Could you copy every line of the data that contains the word "film"?

### Provided records

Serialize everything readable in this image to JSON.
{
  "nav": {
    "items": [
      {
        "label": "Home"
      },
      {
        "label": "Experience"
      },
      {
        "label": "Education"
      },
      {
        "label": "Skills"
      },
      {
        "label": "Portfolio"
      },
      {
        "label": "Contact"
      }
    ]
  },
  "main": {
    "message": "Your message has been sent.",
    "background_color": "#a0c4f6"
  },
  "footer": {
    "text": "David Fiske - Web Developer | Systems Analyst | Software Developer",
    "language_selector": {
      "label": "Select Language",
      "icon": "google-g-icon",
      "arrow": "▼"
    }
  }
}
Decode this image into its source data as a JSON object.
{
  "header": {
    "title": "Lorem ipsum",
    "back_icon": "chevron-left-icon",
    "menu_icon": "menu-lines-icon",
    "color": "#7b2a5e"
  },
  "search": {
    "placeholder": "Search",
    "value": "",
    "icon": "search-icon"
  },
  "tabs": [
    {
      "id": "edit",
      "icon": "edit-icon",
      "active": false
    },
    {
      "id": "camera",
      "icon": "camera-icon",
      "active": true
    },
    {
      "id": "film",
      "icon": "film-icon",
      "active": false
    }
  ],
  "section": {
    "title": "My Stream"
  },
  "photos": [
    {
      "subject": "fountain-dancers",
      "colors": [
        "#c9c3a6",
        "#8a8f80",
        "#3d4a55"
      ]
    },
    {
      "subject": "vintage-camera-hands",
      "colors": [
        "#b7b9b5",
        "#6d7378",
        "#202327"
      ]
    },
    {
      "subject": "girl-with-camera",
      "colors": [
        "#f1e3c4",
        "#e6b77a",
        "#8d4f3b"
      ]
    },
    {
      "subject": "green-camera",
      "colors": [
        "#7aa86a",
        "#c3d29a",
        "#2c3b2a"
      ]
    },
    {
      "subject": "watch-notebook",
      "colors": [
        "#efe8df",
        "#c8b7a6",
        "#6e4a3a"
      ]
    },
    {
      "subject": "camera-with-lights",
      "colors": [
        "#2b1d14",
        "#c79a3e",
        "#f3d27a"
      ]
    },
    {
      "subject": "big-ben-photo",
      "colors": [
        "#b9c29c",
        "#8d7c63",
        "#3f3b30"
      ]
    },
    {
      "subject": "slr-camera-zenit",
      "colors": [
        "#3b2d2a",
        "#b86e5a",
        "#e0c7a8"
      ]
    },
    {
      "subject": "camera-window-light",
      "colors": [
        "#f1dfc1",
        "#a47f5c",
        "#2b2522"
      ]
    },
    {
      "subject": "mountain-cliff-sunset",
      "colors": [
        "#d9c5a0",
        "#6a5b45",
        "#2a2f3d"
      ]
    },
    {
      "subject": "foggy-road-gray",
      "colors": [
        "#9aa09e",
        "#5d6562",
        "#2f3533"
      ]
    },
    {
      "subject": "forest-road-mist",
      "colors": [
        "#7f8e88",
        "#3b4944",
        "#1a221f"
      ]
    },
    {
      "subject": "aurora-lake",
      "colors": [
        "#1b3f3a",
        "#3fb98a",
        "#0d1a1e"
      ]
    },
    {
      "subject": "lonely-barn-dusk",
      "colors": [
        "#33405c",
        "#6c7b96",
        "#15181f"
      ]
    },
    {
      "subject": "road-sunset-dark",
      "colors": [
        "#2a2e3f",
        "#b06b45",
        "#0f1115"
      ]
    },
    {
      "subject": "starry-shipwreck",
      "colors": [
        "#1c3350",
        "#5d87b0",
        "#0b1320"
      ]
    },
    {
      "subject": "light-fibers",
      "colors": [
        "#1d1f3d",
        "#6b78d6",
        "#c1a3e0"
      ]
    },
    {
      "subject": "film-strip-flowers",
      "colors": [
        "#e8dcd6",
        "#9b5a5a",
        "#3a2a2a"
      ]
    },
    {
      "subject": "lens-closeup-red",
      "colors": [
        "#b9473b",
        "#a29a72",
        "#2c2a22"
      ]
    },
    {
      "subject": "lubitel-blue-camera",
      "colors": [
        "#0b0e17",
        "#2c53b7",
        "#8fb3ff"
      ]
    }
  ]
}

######

Task output >>
      "id": "film",
      "icon": "film-icon",
      "subject": "film-strip-flowers",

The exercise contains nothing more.